The heart of the issue with Enchantress's CGI isn't just about the visual effects not being up to snuff - it's about how those visuals fail to connect with the audience. When she's casting spells and bringing chaos, you want to feel the weight and danger of her power. Instead, the underwhelming CGI made her seem less like a formidable foe and more like she was just floating around in a CGI bubble, not fully integrated into the gritty world of Suicide Squad. It's a bit like watching a high-stakes dance-off where one of the main dancers is missing the beat – you can appreciate the effort and understand the potential, but the execution just doesn't hit the mark.

Despite this, the charm of Suicide Squad lies in its chaotic ensemble and daring spirit, ensuring that a bad script or even a CGI misstep couldn't completely derail the fun of this villainous romp.

5. Steppenwolf in Justice League (2017)

Hiccups aside, Justice League had us viewers gearing up for an epic showdown.

Popcorn in hand, eyes glued to the screen, we ready to see our heroes face a villain so menacing, he could give you nightmares. Then comes Steppenwolf, the big baddie... except, he looks like he's just wandered out of a bad 2003 video game cutscene. It's like expecting a gourmet meal and getting served a bowl of cereal. The CGI used for Steppenwolf was so cartoonish, it was hard not to giggle instead of tremble.

His armor looked like it was made out of shiny, plastic beads from a craft store, and his movements felt less like a powerful overlord and more like someone trying to navigate the world in oversized, clunky boots. Our excitement turned into a mix of disbelief and disappointment. How could the mighty Steppenwolf, the herald of doom, look less threatening than my neighbor's Halloween decoration?

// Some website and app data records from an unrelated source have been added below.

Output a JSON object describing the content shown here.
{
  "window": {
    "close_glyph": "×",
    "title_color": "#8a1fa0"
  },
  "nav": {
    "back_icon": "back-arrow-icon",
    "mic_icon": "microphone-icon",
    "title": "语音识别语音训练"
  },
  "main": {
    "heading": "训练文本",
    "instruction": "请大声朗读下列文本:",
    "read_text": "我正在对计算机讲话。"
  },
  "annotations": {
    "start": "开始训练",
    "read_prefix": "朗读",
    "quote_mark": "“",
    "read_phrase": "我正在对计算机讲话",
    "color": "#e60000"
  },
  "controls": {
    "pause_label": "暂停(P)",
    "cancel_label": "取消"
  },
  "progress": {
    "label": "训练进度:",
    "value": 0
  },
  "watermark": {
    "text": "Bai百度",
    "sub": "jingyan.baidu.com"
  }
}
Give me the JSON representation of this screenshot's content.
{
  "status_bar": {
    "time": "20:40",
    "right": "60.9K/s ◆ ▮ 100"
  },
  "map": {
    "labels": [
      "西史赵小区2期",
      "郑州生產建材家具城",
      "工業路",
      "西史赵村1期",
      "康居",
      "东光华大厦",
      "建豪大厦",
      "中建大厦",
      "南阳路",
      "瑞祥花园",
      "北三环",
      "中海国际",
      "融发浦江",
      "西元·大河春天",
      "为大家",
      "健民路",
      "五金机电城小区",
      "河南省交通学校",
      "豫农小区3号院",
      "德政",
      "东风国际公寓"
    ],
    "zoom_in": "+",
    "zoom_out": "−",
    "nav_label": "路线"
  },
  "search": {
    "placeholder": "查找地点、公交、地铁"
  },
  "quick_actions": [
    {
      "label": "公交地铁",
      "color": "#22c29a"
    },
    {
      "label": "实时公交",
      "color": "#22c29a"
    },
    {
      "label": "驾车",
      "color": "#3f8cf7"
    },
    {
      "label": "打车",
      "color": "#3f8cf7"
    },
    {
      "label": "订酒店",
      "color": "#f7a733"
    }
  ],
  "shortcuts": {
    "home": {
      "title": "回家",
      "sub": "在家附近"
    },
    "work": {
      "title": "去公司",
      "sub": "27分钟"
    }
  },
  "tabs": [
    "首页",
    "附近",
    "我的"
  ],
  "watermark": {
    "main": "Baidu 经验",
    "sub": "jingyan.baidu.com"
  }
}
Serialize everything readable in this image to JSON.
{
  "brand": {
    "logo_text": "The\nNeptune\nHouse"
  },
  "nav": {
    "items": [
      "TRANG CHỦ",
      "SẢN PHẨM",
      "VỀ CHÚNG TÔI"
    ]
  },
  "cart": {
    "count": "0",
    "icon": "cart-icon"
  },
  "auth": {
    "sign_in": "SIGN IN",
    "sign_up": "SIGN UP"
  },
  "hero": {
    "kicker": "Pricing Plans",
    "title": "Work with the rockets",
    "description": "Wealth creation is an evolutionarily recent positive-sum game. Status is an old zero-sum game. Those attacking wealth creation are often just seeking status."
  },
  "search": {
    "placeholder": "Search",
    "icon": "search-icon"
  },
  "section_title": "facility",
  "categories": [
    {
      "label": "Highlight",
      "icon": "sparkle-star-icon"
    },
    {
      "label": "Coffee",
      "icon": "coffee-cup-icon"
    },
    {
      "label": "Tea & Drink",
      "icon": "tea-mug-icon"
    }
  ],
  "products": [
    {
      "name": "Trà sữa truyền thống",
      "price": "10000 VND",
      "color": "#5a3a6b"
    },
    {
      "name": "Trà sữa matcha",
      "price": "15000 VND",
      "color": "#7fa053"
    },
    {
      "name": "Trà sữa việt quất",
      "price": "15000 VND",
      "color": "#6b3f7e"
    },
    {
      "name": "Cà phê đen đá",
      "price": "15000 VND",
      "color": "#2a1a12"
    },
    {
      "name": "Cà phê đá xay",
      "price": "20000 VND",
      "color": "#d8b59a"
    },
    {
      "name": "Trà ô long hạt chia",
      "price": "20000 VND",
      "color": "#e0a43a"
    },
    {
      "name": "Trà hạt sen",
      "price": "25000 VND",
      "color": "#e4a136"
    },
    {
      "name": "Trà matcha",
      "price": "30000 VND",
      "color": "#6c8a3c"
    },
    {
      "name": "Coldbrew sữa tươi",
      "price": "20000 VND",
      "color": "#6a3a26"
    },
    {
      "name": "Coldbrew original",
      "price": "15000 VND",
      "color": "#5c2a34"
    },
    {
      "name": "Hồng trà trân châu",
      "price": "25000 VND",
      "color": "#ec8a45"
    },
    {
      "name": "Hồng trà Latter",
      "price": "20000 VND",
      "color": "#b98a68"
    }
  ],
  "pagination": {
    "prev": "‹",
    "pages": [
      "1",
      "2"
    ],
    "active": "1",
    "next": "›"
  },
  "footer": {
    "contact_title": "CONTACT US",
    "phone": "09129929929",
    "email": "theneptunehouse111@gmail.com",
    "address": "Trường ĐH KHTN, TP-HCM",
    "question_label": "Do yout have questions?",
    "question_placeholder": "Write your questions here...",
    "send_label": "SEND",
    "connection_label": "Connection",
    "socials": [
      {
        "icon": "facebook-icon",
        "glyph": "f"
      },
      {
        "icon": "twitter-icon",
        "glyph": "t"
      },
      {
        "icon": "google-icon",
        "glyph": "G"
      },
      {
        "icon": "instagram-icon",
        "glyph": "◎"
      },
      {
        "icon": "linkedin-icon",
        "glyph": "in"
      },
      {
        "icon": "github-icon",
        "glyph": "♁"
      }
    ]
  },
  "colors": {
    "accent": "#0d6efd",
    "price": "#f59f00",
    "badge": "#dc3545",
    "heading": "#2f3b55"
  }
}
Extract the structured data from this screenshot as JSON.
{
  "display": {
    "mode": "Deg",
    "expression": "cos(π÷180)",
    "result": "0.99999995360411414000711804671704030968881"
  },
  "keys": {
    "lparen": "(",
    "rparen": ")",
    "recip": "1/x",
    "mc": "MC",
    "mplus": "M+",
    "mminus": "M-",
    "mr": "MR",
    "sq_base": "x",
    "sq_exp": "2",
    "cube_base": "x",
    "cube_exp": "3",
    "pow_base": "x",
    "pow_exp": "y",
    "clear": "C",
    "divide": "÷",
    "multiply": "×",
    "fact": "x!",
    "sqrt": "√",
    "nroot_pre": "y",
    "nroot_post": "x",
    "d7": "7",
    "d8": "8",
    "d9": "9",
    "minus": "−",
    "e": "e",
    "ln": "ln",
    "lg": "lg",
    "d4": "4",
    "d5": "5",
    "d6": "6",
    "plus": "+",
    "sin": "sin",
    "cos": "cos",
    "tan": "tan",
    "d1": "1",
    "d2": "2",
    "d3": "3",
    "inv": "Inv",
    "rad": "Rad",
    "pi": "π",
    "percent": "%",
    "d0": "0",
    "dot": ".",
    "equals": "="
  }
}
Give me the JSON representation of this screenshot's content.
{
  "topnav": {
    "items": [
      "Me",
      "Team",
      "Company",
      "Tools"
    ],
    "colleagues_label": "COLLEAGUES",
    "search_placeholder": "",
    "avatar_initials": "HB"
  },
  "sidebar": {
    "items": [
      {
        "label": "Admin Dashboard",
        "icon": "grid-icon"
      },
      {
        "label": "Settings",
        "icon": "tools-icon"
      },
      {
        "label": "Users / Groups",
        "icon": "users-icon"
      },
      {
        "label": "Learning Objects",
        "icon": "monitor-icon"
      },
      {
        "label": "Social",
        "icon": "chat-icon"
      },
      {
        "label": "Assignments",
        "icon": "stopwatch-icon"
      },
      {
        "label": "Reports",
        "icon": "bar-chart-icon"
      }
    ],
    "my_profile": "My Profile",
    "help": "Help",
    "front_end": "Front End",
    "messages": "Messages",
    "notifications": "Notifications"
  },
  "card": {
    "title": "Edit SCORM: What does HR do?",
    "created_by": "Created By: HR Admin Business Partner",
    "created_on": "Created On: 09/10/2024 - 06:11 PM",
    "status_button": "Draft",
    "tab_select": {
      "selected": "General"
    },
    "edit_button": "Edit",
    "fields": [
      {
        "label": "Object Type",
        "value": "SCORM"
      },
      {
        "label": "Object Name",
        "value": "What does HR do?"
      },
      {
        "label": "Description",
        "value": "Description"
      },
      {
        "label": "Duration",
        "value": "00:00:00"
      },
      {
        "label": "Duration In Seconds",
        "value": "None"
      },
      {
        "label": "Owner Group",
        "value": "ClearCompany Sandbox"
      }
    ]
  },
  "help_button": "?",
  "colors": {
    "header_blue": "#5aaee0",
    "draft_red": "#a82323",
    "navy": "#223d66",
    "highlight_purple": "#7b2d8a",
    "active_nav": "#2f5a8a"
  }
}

The uproar wasn't just about his aesthetics, it was about the missed opportunity to truly immerse viewers in the DCEU's world. Visual effects can make or break the believability of a character, especially in superhero movies where the extraordinary is the norm. Steppenwolf's lack of texture, depth, and, frankly, intimidation factor made it challenging for audiences to buy into the stakes of the battle. It's like trying to convince someone that a teddy bear is a ferocious beast. The disconnect was so jarring that it pulled viewers out of the cinematic experience, turning what should have been a gripping fight for the fate of the world into a moment many wished they could CTRL+ALT+DEL from their memory.

In a universe where visuals have the power to transport us to otherworldly realms, Steppenwolf's rendering was a stark reminder that even superheroes can't always save us from the perils of subpar CGI.